So when we posted an entry-level newsroom coordinator position last month, we were all excited to bring in a young, talented go-getter to help coordinate our ever-growing team of international journalists and to participate in reader engagement, fact-checking and other newsroom tasks. Senior members of the team agreed: This is a job we would have killed for when we were just starting out.

Over the last four weeks we’ve received 41 applications via a variety of job posting sites and through our own organic channels.

I’m sad to report that the quality of the applications has been abhorrent.

To be clear, many candidates have good past experience in college newsrooms or other first jobs. Some boast great GPAs and some had interesting clips. But a tiny fraction turned in employable applications.

Cover letters, ostensibly addressed to me, bore the names Kristie Hargraaves and Christy Hernandez.

Hegranes isn’t the easiest name in the book…but seriously? I just had flashbacks to my own J-school classes at NYU when students would automatically fail Professor Blood’s class for misspelling Giuliani. (Note to journalism students: I just re-fact-checked his name even though I’ve written it a thousand times.)

When applying to a news organization that has a reputation for rigid accuracy, I don’t think double checking the founder’s name is too much to ask. Is it?

But it turns out basic nouns brought some candidates trouble too.

One young woman was thrilled to apply to the “Globale Press Institute.” I’m not familiar with that particular spelling of global, but they do update the dictionary with increasing frequency these days.

The reference to “Global PRess Inistiative” became even more baffling to me while writing this blog post, considering that Microsoft Word autocorrected both press and initiative multiple times. This candidate’s commitment to inaccuracy appears to be resolute.

Nailing basic nouns of mild importance, including the name of our organization, turned out to be a tall task. But things got worse when it came to actual sentences and ideas.

“The stories from Africa reveal that country is much more than violence,” wrote one applicant who applied last Friday. While I’m not one to be offended, I’m going to go ahead and take offense on behalf of a continent and geography. (Fun fact: I just looked up the top 10 journalism schools in the U.S. and this recent grad hails from one of them.)
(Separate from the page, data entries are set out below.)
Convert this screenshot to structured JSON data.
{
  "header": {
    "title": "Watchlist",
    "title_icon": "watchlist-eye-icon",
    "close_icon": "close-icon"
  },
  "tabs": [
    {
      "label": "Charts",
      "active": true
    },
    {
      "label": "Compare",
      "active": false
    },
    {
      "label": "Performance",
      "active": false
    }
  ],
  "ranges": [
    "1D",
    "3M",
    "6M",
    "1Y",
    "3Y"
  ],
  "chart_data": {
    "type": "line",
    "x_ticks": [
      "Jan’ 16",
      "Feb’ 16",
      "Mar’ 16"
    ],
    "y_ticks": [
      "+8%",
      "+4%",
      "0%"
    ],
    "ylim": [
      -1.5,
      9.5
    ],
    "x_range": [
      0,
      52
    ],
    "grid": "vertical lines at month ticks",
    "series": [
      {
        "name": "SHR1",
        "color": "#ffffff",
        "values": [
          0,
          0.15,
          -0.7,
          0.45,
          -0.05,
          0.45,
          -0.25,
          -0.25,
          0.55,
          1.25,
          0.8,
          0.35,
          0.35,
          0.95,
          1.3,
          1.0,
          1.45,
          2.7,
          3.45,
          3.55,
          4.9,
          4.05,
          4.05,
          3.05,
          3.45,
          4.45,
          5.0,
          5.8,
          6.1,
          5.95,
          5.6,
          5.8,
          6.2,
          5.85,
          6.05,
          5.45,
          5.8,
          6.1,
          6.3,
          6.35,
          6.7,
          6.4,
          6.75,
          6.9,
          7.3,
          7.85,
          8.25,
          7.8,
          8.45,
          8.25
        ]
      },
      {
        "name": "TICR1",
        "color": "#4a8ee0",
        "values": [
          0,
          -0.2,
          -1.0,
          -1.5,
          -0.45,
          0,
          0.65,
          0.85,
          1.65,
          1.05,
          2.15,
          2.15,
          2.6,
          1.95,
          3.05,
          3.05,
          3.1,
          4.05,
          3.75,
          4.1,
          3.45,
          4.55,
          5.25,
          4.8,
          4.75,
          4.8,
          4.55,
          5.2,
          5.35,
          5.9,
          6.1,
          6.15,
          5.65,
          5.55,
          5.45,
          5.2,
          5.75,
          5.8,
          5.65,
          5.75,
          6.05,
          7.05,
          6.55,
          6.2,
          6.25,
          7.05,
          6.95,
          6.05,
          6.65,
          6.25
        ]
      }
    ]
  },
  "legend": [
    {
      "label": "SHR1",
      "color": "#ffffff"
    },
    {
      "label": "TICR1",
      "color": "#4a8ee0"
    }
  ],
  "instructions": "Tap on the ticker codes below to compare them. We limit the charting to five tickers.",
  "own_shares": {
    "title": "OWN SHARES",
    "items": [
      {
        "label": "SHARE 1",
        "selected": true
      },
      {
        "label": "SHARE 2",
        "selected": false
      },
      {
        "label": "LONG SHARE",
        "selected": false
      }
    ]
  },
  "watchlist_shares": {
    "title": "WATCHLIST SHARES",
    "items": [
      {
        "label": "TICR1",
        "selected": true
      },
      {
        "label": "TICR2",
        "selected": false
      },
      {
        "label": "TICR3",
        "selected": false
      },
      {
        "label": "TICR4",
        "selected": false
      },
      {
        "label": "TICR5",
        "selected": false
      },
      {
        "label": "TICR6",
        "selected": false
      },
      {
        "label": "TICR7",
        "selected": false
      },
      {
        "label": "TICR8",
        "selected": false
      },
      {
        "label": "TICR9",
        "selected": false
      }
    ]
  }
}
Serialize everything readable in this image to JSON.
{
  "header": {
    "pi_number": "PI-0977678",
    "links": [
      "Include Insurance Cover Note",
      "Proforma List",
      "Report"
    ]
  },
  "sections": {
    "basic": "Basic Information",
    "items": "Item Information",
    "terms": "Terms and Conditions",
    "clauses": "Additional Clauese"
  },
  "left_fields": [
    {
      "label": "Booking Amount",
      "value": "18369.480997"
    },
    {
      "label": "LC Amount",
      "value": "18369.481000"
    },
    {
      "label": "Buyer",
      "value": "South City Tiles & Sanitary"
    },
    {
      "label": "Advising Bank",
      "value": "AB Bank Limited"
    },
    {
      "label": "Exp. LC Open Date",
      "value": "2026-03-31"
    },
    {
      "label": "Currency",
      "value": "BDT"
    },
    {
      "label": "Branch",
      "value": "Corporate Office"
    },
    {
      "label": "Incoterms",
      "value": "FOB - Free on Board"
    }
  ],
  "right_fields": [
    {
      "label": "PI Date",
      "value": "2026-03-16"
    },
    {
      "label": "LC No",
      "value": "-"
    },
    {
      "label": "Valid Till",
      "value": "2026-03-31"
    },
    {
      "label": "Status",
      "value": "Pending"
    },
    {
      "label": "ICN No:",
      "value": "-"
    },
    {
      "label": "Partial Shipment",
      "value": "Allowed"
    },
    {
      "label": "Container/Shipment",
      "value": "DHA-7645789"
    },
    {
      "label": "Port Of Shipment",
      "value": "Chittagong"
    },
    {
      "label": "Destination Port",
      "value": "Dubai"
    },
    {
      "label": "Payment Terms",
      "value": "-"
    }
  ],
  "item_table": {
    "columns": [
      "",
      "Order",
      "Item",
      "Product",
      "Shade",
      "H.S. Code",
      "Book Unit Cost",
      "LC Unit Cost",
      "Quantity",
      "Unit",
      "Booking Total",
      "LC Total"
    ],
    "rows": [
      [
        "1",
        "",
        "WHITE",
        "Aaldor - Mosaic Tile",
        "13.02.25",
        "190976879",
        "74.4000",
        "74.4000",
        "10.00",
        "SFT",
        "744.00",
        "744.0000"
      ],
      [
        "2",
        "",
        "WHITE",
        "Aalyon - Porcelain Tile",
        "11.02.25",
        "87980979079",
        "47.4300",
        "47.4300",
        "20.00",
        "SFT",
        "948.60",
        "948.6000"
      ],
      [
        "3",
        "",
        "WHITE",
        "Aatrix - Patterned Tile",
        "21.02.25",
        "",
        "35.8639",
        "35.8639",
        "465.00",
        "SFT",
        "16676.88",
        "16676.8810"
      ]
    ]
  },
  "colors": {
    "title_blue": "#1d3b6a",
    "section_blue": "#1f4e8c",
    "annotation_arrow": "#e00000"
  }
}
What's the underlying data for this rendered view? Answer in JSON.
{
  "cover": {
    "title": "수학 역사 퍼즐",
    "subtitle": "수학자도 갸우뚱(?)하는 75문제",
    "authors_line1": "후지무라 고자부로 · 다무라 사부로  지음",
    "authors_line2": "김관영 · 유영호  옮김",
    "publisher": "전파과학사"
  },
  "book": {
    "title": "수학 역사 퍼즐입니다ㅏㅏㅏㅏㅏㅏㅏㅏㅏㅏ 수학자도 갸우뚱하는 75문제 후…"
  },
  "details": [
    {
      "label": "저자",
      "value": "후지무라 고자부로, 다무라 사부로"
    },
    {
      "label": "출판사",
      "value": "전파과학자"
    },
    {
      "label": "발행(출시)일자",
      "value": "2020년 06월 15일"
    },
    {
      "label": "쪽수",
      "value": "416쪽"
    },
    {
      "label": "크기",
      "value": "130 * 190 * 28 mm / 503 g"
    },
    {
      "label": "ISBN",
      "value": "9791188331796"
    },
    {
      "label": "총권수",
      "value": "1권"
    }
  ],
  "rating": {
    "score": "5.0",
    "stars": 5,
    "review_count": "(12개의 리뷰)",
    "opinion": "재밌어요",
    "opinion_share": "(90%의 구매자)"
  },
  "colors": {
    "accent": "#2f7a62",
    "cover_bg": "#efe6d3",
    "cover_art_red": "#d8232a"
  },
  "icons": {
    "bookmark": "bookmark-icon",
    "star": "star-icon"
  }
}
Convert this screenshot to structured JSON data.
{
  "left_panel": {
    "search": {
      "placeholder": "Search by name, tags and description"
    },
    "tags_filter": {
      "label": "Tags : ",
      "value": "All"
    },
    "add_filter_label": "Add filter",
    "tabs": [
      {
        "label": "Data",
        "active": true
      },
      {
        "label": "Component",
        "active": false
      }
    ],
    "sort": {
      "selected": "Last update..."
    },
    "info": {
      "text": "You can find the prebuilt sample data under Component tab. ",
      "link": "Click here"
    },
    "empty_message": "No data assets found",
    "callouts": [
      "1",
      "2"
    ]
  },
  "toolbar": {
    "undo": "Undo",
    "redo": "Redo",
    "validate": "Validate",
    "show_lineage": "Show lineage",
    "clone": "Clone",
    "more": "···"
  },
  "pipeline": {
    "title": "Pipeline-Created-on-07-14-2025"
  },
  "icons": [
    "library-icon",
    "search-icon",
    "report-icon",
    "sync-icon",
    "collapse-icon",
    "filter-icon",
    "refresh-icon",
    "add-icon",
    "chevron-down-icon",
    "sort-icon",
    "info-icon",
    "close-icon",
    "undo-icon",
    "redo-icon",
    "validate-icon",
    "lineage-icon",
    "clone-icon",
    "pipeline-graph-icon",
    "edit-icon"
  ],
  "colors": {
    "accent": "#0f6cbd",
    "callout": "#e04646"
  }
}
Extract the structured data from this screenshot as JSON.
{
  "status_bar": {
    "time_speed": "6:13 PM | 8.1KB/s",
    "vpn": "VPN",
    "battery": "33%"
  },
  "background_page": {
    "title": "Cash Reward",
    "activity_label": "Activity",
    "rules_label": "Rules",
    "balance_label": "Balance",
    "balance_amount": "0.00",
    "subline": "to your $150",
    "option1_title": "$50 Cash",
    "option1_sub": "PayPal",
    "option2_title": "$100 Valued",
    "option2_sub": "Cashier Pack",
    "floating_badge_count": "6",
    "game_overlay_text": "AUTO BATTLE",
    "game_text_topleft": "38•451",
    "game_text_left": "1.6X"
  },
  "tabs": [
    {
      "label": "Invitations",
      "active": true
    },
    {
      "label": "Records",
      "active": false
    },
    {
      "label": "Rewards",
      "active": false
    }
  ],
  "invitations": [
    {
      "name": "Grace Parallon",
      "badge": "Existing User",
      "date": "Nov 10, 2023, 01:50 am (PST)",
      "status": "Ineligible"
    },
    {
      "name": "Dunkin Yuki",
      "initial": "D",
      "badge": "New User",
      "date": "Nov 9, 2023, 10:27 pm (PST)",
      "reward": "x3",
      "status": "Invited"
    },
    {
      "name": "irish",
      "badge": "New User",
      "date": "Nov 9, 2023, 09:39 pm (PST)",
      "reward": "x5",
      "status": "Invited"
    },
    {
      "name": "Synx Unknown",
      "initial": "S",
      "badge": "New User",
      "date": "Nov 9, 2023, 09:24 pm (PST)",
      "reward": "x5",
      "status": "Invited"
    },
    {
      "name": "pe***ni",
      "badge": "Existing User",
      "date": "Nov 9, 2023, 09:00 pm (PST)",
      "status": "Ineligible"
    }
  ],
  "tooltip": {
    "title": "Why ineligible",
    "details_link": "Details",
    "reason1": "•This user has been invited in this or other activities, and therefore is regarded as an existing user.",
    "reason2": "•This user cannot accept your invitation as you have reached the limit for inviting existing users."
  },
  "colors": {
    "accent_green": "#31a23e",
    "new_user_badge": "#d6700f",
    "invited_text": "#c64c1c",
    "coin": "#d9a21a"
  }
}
And finally, we have the issue of common sense.

“San Francisco is really expensive so can you let me know how the vacation policy works?” asked one of the first applicants in the pile.

I do love a good non sequitur, but this one doesn’t work for me. Do colleges still have career counselors? Do young applicants understand that making it clear that vacation is your top priority in your cover letter might not be a great move? Also, call me old fashioned, but the logic leap here seems problematic for one looking to build a career in journalism.


On behalf of Kristie Hargraaves and Christy Hernandez, I’d like to say that one of my favorite aspects of a thriving, growing GPI is the opportunity to provide employment for the next generation of journalists and editors all over the world. Our work requires deep commitment to the founding principles of our craft. Accuracy, common sense and attention to detail top that list.

What’s more, this work requires extraordinary commitment.

This morning my whole U.S.-based team was working before 7 a.m. thanks to the Pope’s visit to Chiapas and a political candidate’s arrest in Uganda. Globally, our team battles lack of electricity and Internet, countless safety risks and social obstacles.

To join this team, you need more than a great cover letter. But that wouldn’t be a bad start.

Want to fill this chair?

empty chair and deskThe application deadline for the newsroom coordinator position has been extended to March 1.

Applicants with a deep passion for spelling names correctly and an elementary understanding of world geography are encouraged to apply.